Data to use START

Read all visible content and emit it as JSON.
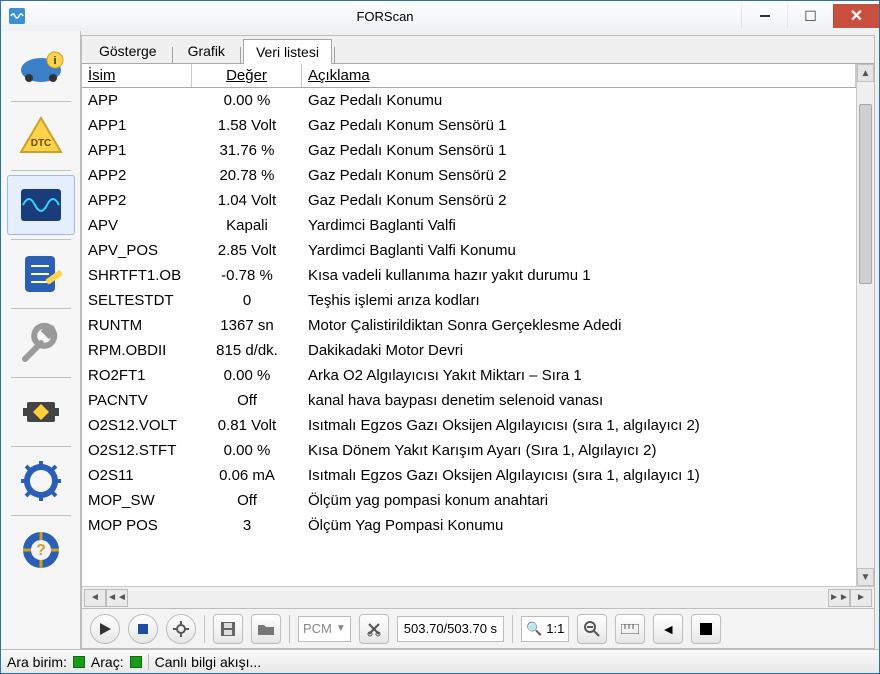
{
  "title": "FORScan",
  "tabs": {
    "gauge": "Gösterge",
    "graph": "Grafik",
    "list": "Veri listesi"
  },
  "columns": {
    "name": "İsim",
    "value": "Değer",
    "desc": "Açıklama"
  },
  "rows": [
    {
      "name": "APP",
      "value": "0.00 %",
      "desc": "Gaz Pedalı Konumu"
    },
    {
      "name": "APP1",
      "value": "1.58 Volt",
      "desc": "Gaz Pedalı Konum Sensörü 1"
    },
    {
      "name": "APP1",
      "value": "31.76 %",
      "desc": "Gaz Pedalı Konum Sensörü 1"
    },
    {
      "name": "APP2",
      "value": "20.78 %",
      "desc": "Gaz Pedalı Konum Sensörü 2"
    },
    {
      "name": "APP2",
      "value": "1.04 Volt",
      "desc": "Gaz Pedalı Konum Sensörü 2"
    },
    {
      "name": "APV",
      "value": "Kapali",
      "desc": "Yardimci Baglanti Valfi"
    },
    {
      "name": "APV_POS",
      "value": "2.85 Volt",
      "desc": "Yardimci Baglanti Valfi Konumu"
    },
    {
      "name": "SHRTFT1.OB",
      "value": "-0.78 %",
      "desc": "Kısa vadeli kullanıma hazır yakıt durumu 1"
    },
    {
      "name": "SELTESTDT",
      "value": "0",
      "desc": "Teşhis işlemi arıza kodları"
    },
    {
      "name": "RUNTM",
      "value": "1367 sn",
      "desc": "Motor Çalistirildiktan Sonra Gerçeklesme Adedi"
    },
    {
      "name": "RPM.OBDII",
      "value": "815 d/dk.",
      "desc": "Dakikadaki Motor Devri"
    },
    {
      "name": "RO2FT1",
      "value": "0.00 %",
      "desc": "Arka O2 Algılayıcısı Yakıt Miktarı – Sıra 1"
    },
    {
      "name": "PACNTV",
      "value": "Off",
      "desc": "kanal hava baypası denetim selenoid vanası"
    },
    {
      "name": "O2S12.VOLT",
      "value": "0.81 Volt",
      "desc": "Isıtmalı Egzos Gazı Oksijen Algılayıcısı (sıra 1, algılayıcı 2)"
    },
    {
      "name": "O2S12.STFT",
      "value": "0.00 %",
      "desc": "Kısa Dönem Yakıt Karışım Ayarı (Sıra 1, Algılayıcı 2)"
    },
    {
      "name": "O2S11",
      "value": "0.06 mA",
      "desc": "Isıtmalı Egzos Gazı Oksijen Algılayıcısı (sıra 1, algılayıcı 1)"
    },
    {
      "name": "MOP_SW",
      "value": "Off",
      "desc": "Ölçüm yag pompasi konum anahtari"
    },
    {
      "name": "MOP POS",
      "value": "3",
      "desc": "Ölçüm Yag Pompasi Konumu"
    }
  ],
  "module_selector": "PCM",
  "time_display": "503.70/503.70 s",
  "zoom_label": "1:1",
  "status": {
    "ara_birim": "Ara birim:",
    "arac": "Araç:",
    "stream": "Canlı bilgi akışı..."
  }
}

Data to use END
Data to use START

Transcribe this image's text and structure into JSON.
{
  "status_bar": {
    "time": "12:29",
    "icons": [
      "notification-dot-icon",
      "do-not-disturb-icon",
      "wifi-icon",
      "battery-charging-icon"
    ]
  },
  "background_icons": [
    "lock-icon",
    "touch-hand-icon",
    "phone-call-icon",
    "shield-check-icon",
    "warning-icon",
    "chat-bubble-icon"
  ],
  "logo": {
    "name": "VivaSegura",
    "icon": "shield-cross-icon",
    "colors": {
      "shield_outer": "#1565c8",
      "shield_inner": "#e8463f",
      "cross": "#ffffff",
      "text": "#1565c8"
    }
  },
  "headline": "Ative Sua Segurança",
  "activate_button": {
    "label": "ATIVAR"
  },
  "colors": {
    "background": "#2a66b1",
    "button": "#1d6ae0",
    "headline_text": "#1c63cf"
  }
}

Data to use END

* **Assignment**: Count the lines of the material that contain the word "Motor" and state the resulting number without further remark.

* **Result of the exercise**: 2